» EXERCISE REQUIREMENTS
Search each line of the data for the word "Packages"; copy every line where it is found.
[[ MATERIAL PROVIDED, beginning ]]
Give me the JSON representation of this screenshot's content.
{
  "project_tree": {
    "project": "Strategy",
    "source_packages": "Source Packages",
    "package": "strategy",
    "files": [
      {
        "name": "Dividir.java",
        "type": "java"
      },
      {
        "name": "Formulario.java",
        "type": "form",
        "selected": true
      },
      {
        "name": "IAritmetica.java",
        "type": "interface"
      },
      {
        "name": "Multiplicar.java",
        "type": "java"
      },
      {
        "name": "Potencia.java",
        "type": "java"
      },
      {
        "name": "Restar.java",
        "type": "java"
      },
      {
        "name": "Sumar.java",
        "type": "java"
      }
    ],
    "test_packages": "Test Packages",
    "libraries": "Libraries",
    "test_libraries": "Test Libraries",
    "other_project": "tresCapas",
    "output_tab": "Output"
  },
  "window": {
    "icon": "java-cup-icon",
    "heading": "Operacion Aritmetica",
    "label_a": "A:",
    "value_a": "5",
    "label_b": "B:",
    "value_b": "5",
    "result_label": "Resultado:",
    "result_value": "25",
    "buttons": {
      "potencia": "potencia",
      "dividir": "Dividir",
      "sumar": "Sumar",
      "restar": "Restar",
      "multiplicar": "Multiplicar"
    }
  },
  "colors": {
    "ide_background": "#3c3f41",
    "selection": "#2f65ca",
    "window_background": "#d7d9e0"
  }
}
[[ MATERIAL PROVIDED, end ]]
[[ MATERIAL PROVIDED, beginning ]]
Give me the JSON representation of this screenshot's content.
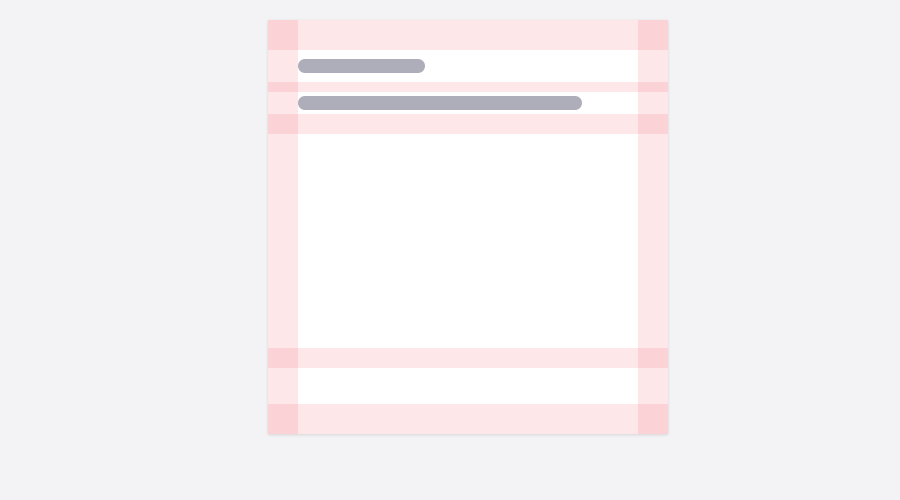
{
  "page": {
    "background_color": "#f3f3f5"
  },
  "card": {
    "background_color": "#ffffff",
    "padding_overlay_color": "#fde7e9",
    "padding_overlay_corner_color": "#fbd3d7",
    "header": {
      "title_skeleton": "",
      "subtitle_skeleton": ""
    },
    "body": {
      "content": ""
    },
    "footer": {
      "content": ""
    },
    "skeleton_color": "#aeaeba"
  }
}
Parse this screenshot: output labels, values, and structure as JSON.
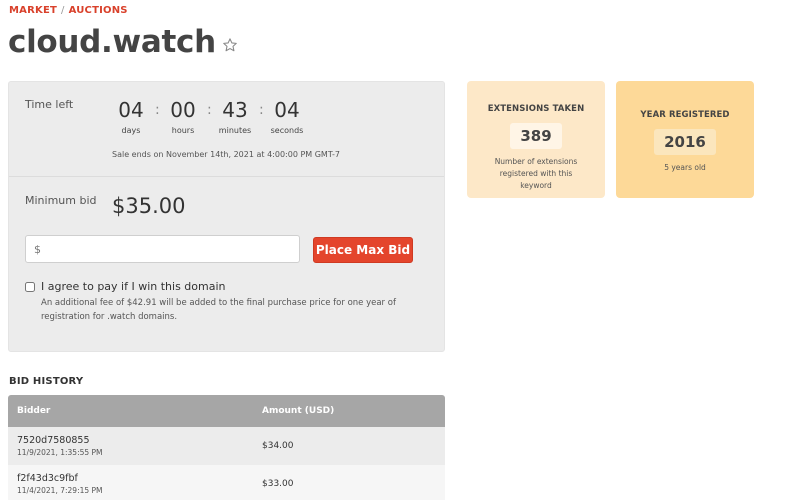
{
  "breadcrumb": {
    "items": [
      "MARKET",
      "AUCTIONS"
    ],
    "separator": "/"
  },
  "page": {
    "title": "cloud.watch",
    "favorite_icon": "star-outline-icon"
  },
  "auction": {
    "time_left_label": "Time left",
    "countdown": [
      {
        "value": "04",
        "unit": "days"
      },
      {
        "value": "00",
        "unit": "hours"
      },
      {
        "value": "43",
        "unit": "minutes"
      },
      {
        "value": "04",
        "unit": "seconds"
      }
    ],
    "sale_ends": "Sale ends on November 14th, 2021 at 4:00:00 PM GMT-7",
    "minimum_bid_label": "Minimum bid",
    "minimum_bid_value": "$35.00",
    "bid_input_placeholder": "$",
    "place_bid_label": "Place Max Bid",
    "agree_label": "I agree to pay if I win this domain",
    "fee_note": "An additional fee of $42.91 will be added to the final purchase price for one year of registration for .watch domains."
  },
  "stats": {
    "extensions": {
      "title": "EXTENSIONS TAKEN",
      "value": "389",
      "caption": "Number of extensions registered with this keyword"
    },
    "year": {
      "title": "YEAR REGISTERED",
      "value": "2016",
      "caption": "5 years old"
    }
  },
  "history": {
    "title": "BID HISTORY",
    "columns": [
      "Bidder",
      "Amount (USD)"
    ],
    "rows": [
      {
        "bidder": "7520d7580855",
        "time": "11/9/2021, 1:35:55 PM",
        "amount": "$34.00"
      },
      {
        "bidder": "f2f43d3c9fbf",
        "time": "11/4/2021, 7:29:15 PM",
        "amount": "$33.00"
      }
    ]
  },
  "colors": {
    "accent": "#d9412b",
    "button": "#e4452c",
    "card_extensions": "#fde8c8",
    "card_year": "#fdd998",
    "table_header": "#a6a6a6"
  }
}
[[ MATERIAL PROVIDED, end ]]
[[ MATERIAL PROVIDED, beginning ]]
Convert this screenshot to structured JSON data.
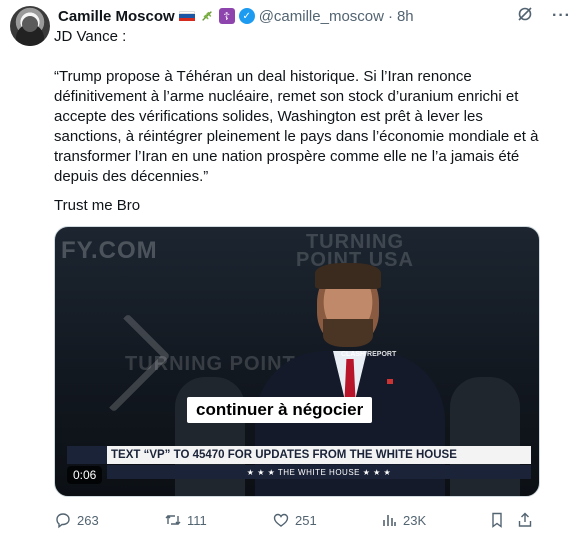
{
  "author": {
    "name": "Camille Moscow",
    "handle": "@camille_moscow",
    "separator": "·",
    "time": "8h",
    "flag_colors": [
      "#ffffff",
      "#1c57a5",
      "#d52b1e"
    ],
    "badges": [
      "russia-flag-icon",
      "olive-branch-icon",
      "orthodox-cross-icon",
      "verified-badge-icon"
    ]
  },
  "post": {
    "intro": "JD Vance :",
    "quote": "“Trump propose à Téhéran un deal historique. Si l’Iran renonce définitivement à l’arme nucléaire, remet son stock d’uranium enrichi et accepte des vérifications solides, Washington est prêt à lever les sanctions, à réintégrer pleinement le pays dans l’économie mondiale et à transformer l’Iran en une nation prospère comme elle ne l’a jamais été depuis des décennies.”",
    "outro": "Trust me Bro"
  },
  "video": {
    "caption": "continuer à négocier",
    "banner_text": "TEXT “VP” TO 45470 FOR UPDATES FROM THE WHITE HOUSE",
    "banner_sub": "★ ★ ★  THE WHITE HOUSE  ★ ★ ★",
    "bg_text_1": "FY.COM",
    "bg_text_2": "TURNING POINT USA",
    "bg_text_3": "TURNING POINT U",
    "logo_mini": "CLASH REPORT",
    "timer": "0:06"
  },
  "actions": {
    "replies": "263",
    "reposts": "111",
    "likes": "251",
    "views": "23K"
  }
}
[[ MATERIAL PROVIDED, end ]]
» RESPONSE TO THIS EXERCISE
    "source_packages": "Source Packages",
    "test_packages": "Test Packages",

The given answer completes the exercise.